Richard F. Abrahamson, Ph.D., and Linda M. Pavonetti, Ed.D.: The Journal of Ben Uchida is your fourth book in the Dear America and My Name Is America series. What can you tell us about the student letters you receive concerning the books? Is there one thing they ask more than any other?

Barry Denenberg: The letters I receive are nothing short of inspirational. Although it is difficult to generalize, they ask why I began writing, and what books I'm working on now, and they talk about how much they enjoyed whatever book they read. There is a special place in my heart for the numerous letters I get from kids who say they don't like to read history, but my book changed their minds.

RFA and LMP: You include an unusual dedication in this book. Could you explain its significance?

BD: I dedicated the book to all the kids who take the time to write to me because they have been a real connection to what I'm doing and why I'm doing it. I have some on-going correspondence with a number of them, and the letters truly mean a lot to me. I wanted to acknowledge that.

RFA and LMP: Why did you choose to send Ben Uchida and his family to a fictional internment camp instead of one of the ten that really existed?

BD: I chose a fictional internment camp (originally I was going to do Manzanar) because I wanted to be able to bring in aspects that were found at many camps. For instance, protest was more an issue at one or two of the camps and I wanted to include that.
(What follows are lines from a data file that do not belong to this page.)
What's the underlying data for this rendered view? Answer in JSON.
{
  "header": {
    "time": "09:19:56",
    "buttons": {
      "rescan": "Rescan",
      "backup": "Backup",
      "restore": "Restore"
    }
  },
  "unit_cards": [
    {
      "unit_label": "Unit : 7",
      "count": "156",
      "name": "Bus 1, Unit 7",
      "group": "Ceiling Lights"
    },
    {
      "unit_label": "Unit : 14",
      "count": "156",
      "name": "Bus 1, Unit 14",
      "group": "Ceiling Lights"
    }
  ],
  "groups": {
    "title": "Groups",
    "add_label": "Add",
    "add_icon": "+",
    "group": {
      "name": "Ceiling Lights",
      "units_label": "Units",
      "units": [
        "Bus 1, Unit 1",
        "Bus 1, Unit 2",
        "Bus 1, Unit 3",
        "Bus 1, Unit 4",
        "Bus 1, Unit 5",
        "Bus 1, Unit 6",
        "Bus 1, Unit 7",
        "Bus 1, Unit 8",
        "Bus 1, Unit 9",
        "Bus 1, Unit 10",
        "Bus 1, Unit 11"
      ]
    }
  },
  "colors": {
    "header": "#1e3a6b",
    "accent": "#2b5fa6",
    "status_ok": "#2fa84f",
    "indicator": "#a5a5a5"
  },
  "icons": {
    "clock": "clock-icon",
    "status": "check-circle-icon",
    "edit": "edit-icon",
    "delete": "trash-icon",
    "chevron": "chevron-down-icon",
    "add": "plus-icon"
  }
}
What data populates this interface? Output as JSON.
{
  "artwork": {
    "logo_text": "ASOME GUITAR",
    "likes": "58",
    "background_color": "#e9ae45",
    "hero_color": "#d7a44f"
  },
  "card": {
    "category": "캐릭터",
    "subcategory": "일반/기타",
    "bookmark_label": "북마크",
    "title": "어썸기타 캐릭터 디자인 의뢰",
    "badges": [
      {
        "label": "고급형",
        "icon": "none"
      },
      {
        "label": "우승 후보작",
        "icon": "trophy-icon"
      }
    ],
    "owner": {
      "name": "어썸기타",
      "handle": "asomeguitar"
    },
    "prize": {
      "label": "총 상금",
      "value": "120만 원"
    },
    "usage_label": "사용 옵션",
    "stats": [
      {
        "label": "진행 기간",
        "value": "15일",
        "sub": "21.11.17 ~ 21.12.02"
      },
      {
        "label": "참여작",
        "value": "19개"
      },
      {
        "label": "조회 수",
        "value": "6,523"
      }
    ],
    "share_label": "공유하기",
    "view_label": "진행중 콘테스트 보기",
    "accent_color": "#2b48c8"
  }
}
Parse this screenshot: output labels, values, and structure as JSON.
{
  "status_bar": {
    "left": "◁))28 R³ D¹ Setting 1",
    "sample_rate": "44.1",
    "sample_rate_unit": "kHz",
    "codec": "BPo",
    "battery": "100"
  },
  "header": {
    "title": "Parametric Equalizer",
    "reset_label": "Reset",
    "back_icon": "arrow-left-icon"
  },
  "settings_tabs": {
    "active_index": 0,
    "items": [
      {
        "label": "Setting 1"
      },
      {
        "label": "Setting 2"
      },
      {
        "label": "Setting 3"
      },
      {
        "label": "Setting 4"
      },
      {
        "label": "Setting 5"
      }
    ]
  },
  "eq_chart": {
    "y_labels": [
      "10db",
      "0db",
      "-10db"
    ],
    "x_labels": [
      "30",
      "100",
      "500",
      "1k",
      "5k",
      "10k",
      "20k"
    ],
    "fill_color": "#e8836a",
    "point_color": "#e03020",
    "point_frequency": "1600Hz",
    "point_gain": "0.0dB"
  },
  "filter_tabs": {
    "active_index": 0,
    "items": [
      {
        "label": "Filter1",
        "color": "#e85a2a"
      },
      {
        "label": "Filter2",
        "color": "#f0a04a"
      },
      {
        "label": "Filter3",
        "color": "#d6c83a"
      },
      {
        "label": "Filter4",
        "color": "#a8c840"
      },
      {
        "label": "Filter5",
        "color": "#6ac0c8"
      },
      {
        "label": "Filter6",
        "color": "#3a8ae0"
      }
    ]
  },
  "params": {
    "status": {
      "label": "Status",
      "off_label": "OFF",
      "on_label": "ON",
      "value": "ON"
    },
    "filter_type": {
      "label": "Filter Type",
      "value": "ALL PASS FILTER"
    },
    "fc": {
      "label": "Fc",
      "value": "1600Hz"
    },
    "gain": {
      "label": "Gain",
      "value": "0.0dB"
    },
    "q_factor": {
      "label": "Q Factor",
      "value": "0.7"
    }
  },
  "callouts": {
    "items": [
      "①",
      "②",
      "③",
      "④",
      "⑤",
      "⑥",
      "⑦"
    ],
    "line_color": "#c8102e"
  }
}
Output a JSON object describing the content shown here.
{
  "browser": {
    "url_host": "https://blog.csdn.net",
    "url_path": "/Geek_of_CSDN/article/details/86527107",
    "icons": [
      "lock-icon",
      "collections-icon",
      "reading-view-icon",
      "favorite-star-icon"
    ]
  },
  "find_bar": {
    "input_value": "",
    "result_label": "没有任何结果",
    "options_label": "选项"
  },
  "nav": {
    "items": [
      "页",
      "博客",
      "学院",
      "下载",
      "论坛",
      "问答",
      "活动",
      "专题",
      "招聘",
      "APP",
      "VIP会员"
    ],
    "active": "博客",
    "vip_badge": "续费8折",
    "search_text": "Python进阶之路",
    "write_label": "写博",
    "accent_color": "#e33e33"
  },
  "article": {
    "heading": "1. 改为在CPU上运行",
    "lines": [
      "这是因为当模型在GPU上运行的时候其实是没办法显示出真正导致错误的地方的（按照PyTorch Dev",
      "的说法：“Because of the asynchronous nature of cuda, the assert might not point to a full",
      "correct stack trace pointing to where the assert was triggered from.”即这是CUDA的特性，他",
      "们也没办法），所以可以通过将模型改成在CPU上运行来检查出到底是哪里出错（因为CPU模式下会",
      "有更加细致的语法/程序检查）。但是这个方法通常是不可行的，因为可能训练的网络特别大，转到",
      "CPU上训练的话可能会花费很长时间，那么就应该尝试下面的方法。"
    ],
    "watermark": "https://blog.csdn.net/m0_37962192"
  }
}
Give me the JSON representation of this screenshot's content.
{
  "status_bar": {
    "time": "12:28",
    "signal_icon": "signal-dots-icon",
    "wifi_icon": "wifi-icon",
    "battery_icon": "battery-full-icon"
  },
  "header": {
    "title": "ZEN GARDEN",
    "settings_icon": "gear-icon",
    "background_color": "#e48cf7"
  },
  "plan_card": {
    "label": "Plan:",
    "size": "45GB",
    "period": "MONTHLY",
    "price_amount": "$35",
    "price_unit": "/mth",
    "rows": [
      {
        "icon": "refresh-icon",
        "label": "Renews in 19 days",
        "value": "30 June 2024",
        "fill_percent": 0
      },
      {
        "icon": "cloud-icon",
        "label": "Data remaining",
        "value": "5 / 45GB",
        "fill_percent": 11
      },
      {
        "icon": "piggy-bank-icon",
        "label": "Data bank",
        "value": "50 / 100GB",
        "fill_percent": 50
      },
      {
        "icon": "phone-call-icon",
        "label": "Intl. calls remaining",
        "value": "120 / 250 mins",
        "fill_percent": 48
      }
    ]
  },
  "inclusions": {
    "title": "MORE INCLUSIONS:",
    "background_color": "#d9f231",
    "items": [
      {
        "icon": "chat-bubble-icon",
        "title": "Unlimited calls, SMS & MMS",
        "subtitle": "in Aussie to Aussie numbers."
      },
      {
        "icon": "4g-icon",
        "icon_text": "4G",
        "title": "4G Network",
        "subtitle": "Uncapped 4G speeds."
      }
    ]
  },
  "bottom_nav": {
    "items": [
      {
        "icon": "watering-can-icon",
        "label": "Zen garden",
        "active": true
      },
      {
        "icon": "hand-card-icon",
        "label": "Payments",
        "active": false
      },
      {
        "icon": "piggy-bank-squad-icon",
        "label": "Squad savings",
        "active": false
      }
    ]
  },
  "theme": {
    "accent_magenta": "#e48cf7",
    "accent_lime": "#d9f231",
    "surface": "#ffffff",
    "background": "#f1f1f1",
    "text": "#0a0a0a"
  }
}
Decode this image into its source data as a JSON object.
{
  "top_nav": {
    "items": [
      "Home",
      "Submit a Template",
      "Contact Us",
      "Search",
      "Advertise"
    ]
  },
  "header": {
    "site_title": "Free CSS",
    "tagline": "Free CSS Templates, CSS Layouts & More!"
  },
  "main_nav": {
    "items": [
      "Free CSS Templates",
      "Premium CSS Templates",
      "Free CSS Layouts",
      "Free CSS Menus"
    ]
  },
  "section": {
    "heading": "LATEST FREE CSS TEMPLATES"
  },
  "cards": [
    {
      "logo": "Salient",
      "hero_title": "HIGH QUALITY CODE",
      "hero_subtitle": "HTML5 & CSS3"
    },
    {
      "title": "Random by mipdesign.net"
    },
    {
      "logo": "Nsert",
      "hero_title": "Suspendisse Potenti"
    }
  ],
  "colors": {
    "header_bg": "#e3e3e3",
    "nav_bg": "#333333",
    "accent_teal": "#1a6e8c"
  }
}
RFA and LMP: Playing baseball, and stories and letters about baseball, run through Ben's journal. What was it about this sport that made it so important?

BD: The baseball game was something that came to me one night when I was thinking about how American these kids were and how to convey that to youngsters today. What better way than baseball: a truly American sport that shows the best and worst of us.

RFA and LMP: Camp newspapers were mentioned fairly often in The Journal of Ben Uchida. How important were these newspapers in your own research for this book?

BD: While the camp newspapers were not especially important in my research, I felt that, like sports, they were an important aspect of daily life in the internment camps. I included them for that reason and because I wanted the reader to see the "normal" side of life in the camps with dances, meetings, and other activities.

RFA and LMP: Was there a "correct" answer to questions #27 and #28 on the Application for Leave Clearance? No one at Mirror Lake seemed to know what to answer. What was the government looking for?

BD: Pragmatically the correct answer to questions #27 and #28 was "yes" and "yes." The government was looking for a declaration of loyalty from those in the camps and "yes" on these two questions was that declaration. Of course, it was presented in the most unbelievably confusing manner, and the internees rightly feared giving almost any answer.

RFA and LMP: Did you find any information in your research that surprised you? Frightened you? What did you find in your research that affected you most?

BD: I was struck by two things in my research. One was the economic underpinnings of the internment camps. That is to say, to some degree, the Japanese were rounded up because their agricultural holdings in California were so large and profitable that people wanted to take them over for nothing or next to nothing. This was a disturbing discovery about my country's motives. Secondly, I was struck to discover that Japanese American orphan children and infants were rounded up and kept segregated from the "regular" camp internees. This was a bit much for me.

RFA and LMP: If you could ask young readers of Ben's journal one question after they finished reading your book, what would that question be?

BD: What is an American?


This interview was conducted by Richard F. Abrahamson, Ph.D., Professor of Literature for Children and Young Adults, University of Houston, Houston, Texas, and Linda M. Pavonetti, Ed.D., Assistant Professor, Oakland University, Department of Reading and Language Arts, Rochester, Michigan.